wolf. In vivo-matured oocytes (from domestic dogs) were enucleated and fused
with somatic cells derived from culture of tissue obtained from a male gray
wolf 6h after death. The reconstructed embryos were activated and transferred
into the oviducts of naturally synchronous domestic bitches. Overall, 372
reconstructed embryos were transferred to 17 recipient dogs; four recipients
(23.5%) were confirmed pregnant (ultrasonographically) 23-25 d after embryo
transfer. One recipient spontaneously delivered two dead pups and three
recipients delivered, by cesarean section, four cloned wolf pups, weighing 450,
190, 300, and 490g, respectively. The pup that weighed 190g died within 12h
after birth. The six cloned wolf pups were genetically identical to the donor
wolf, and their mitochondrial DNA originated from the oocyte donors. The three
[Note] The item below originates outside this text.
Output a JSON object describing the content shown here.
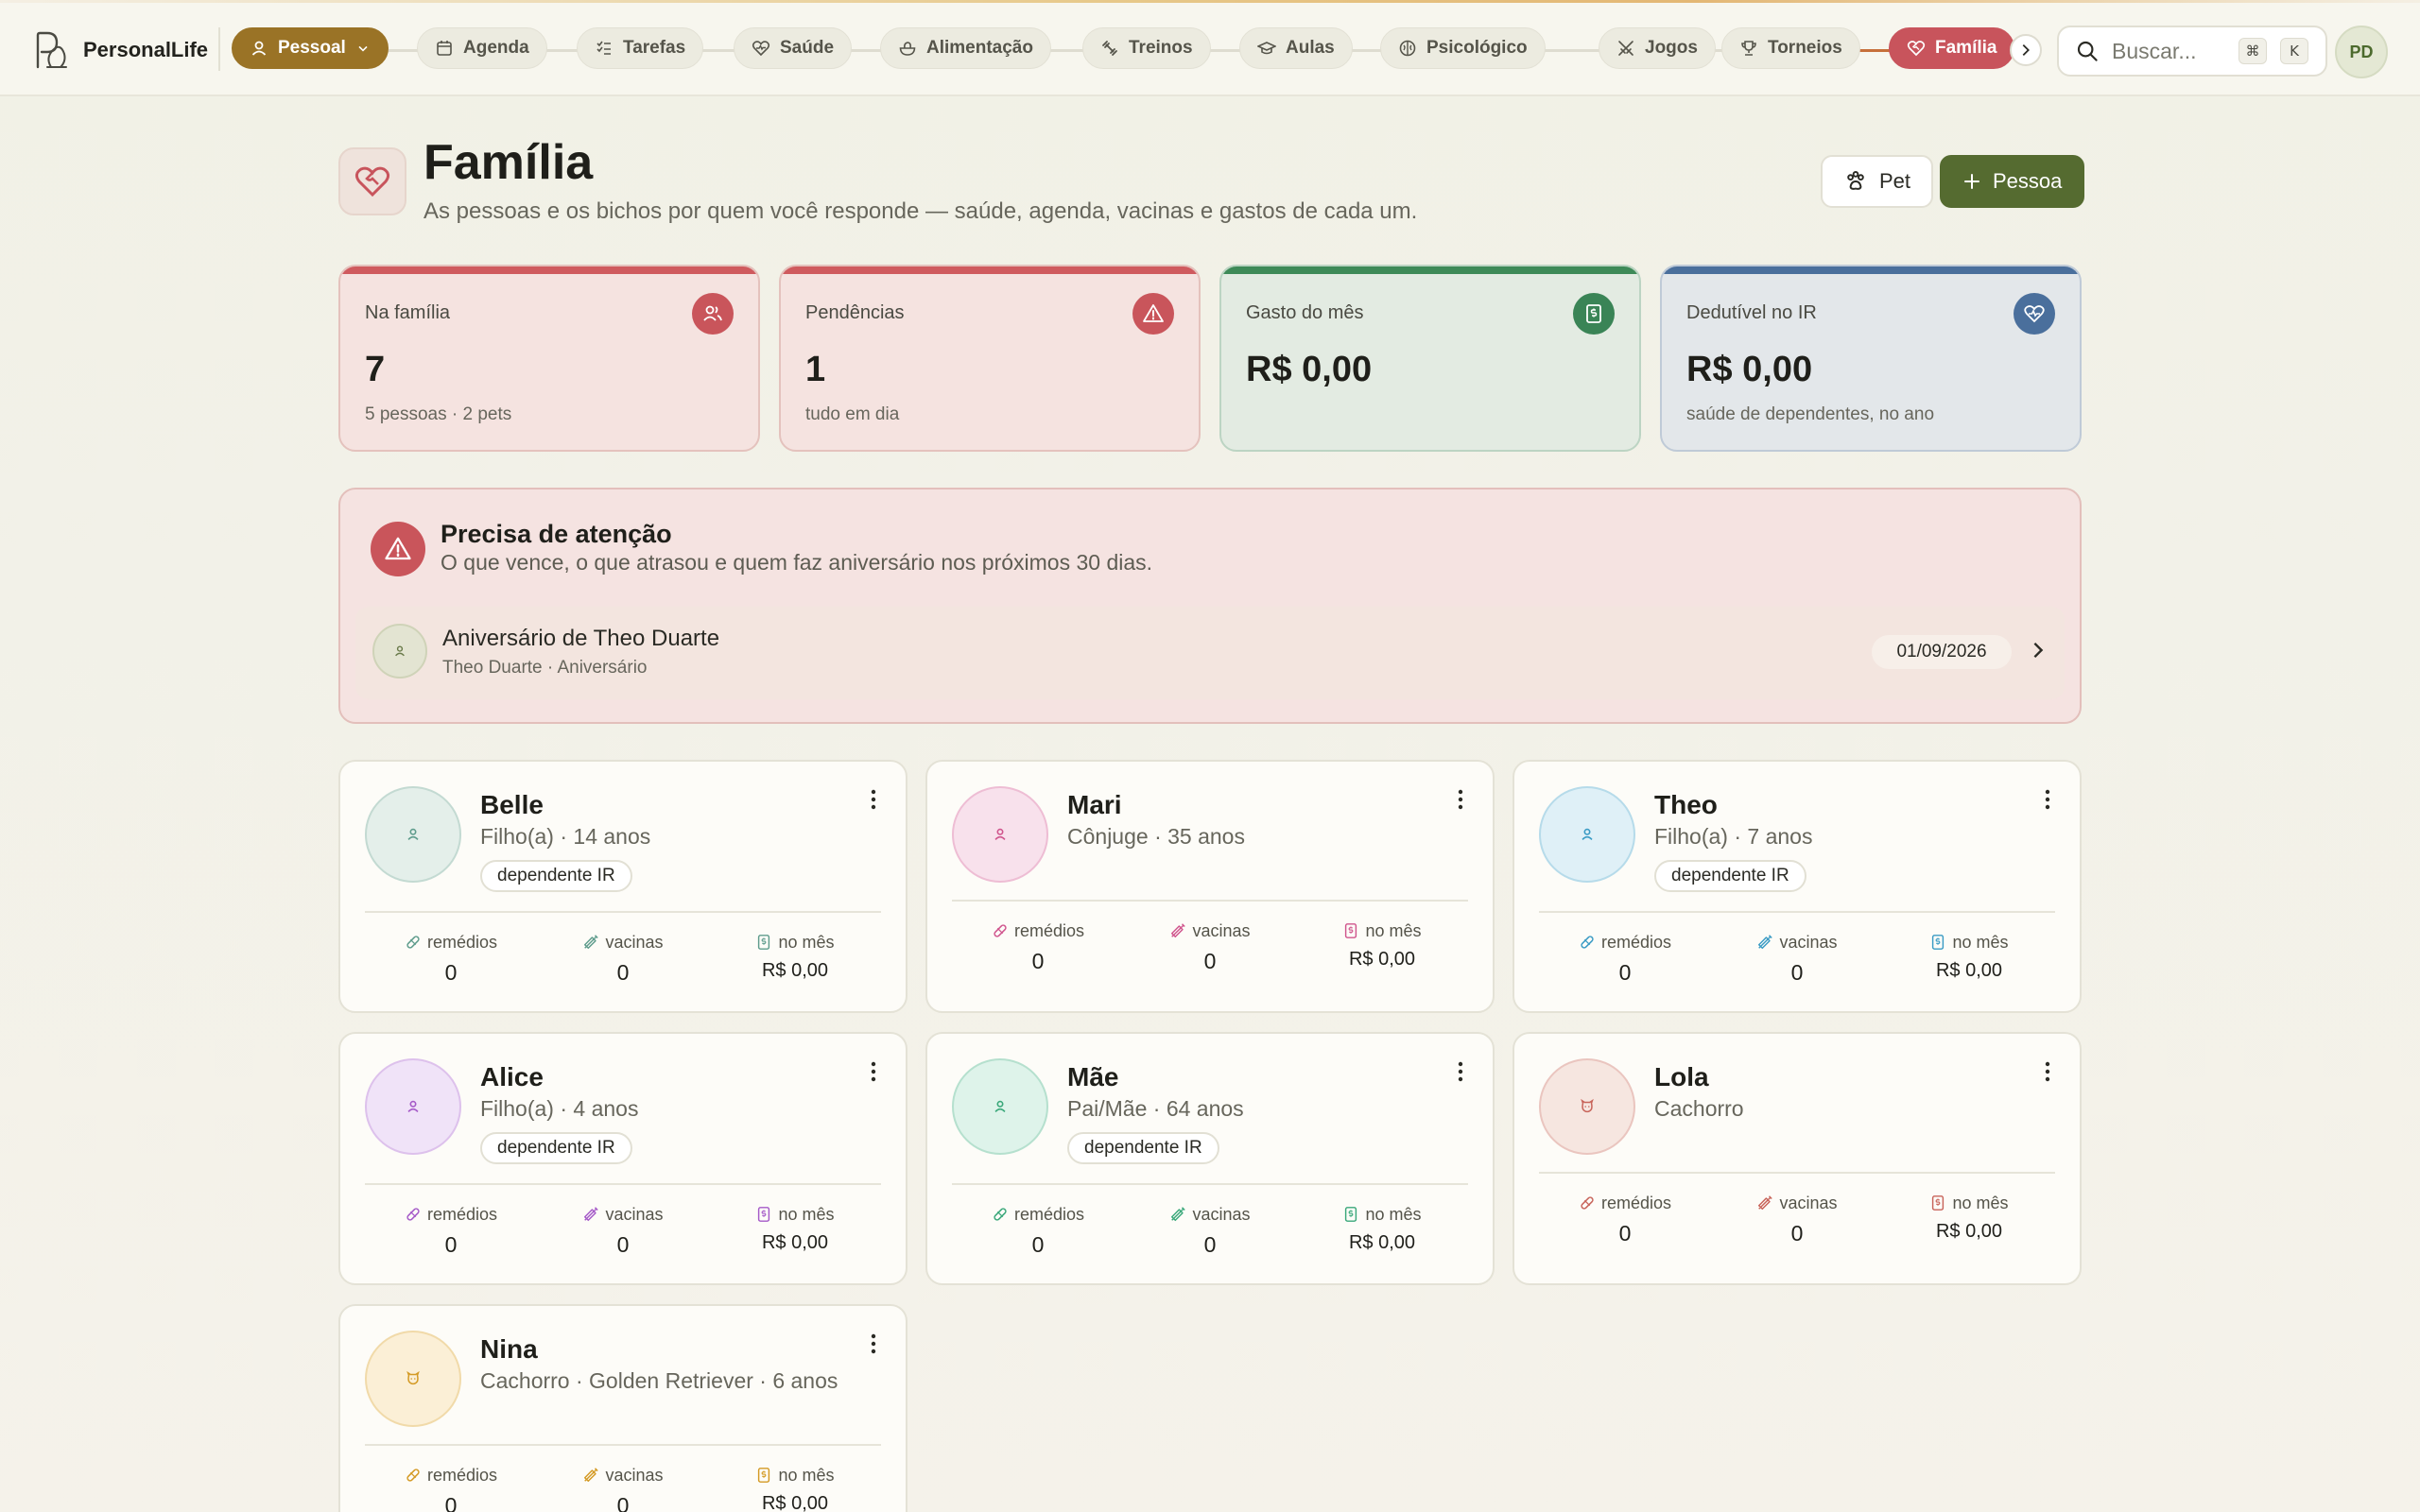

live wolf pups had a normal wolf karyotype (78, XY), and the amount of
telomeric DNA, assessed by quantitative fluorescence in situ hybridization, was
similar to, or lower than, that of the nuclear donor. In conclusion, the
present study demonstrated the successful cloning of an endangered male gray
wolf via interspecies transfer of somatic cells, isolated postmortem from a wolf,
and transferred into enucleated dog oocytes. Therefore, somatic cell nuclear
transfer has potential for preservation of canine species in extreme
situations, including sudden death.
* Woo Suk was still under
indictment for embezzling research funds in Korea, and for violating ethics
laws in the course of acquiring hundreds of eggs from women for his cloning
research, when his business association with BioArts international was made.
For additional information about genetic engineering,
cloning, and the creation of transgenic animals, see: M. W. Fox (2004) Killer
Foods: When Scientists Manipulate
Genes, Better is Not Always Best. New York: The Lyons Press; and, M. W. Fox
(2001) Bringing Life to Ethics: Global Bioethics for a Humane Society.
Albany, NY: State University of New York Press.